They just about manage to eat the US equivalent to Compo, from the 80s, as far back as the Second Unpleasantness. Only rarely does the on-site medic say no, and call in a decontamination team.

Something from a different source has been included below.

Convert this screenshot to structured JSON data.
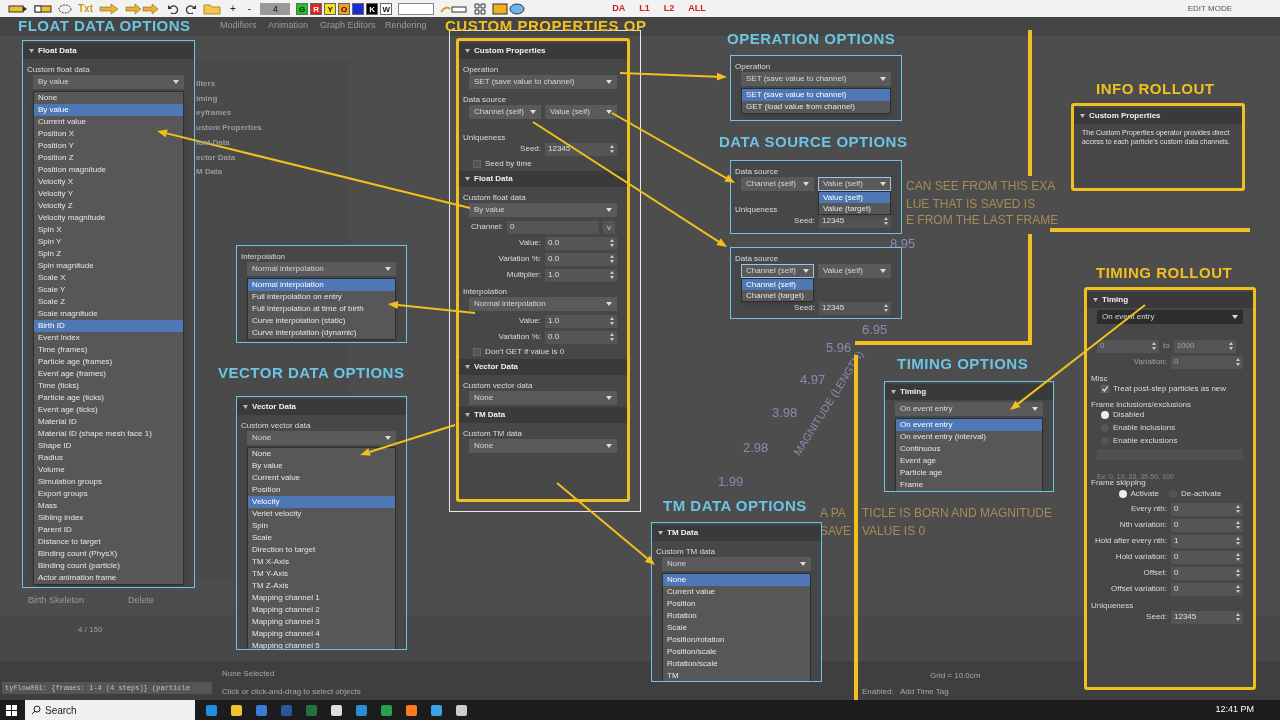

But it almost never tastes as palatable as we remember.
First world war poetry inspired by mud blood and trenches.
Second world war poetry inspired by.....
Hallo! ‘ere comes the blooming truck
Loaded up wiv lots o’ tuck
Wonder wot we've got today,
'Ope it's a change from yesterday.
Stewed steak we ‘ad the day before
Please Gord don't give us any more,
You and I know it's blooming good stuff
But when yer've ‘ad 'eaps it gets kinda tough
on Yer, when yer sleeps at nights;
O my Gord turn on them lights.
Stewed Steak, Stewed Steak! everywhere
Gordluvaduck anuver nightmare.
Now we look wiv anxious eyes'
Back to where that blooming truck lies
Nervous, biting fingernails
‘Ere it comes, go get it pals
Cautiousiy; open Compo lid
It ain't Stewed Steak-(bet half a quid)
Give me a cliff, I’ll dive over the edge
Mortar me quick its Meat and Veg!
Wilfred Owen eat yer heart out!
This is the work of an anonymous gunner from a detachment of M10 SP Anti tank guns of 62nd Anti tank Regiment somewhere in the Caen area in Summer 1944. It was originally published in John Hall's‘A Soldier Of The Second World War’ but you can find it in Gunners in Normandy, (Townend and Baldwin) published by the History Press